It just should never have become about who has the most money in Iowa and New Hampshire, and thankfully this time around it really isn't. (I think I read somewhere that Romney wound up spending north of $10,000 per vote cast in the Iowa caucus. He probably could have really bought the vote with half that if he'd found a way to put that money in voters hands or to direct benefit of their community instead of putting it into the coffers of TV and Radio stations.)

The more bizarre it is the more people will actually have to listen to what these people are actually saying, look at the records of what they've actually done, and maybe look at the cast of characters around each candidate - the last thing we need is another legion of doom like we've had lately: Cheney, Rove, Addington, Libby, Gonzoles, Miers, Luthor, Bizarro, Mr. Freeze...

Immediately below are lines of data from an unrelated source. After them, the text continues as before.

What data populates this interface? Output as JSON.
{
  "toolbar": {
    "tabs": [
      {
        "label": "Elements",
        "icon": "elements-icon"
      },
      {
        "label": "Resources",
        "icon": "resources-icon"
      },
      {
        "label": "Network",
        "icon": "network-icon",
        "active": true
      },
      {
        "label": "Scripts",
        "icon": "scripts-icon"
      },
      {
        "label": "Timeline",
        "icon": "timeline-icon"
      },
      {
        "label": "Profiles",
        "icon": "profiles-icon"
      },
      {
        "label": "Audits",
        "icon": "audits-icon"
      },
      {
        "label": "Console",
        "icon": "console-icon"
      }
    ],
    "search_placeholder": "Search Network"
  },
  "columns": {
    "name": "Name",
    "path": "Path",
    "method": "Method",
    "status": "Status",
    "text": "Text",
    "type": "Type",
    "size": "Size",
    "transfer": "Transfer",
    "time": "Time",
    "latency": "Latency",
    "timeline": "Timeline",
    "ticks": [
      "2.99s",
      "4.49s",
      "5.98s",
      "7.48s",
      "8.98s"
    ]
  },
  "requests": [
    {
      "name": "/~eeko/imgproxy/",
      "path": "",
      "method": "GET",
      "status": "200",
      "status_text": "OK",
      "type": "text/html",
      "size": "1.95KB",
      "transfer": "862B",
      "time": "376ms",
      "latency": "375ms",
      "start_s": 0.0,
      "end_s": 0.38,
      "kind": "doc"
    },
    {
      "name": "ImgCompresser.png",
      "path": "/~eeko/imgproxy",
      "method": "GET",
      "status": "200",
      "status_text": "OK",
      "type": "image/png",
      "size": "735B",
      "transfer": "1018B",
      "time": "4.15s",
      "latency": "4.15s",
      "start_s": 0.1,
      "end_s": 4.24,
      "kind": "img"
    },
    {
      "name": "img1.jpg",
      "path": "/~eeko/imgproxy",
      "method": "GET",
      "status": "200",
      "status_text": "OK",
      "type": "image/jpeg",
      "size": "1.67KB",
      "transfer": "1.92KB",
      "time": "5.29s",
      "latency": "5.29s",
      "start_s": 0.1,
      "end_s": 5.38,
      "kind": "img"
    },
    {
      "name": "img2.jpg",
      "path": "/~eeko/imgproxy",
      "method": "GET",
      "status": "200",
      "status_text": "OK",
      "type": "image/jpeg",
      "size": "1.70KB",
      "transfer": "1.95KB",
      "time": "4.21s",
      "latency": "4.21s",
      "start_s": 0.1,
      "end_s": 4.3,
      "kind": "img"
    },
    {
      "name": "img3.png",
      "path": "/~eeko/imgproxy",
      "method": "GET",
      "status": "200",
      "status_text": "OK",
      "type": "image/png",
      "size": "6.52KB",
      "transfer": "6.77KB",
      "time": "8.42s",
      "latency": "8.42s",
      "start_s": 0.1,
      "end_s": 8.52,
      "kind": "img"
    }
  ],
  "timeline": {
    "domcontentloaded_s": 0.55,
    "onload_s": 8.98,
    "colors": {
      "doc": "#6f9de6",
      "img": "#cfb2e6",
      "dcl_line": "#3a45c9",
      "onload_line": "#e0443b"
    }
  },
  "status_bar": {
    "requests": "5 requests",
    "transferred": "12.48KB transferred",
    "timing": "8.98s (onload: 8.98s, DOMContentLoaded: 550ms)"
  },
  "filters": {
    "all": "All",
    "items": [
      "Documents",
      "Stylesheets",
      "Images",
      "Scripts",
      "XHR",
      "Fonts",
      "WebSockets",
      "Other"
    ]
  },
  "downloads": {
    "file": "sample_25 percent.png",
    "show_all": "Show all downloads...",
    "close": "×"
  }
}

And then, if Giuliani could somehow win in Florida - DOGS AND CATS SLEEPING TOGETHER!!!

If only.

Thursday, January 03, 2008

+4 Shirt of Credibility

Today a did a workshop for the regional KCACTF festival. Two hours on "rigging scenery." I figured it was a good opportunity to break out some instant credibility:

I'm not sure that's what the people at the ETCP had in mind when they made the swag, but it seemed to have the effect I was going for.

At the end of two hours I was not sure what I had covered, but the session was well attended and people appeared at least to be interested. I guess that's all I can really ask for.

Tuesday, January 01, 2008

First Night 07/08

Well, it didn't rain.

Our Rocket made another appearance...

This year I built little roofs to keep out the rain...

... did I mention it didn't rain?

No confetti this year. Last year we used this dissolving confetti. Some of it is still there:

So the city decided they neither wanted more glued on dissolving confetti or to pay for people to clean up normal confetti. So, no confetti; as it turns out there was plenty to clean up anyway.

Mrs. TANBI had some new stuff this year. There was a gobo effect at Penn & 9th...

... to commemorate Pittsburgh's 250th birthday.

There were also three new looks in the show...

Dancing Happy Birthday:

Happy Birthday with bubbles:

And snowflakes:

I tried to shoot video of the finale again this year and again my camera wouldn't really cooperate. So there are two videos (which youtube squashed some), one for the top and one for the end...

All in all it was the big fun and a good gig. Thumbs up!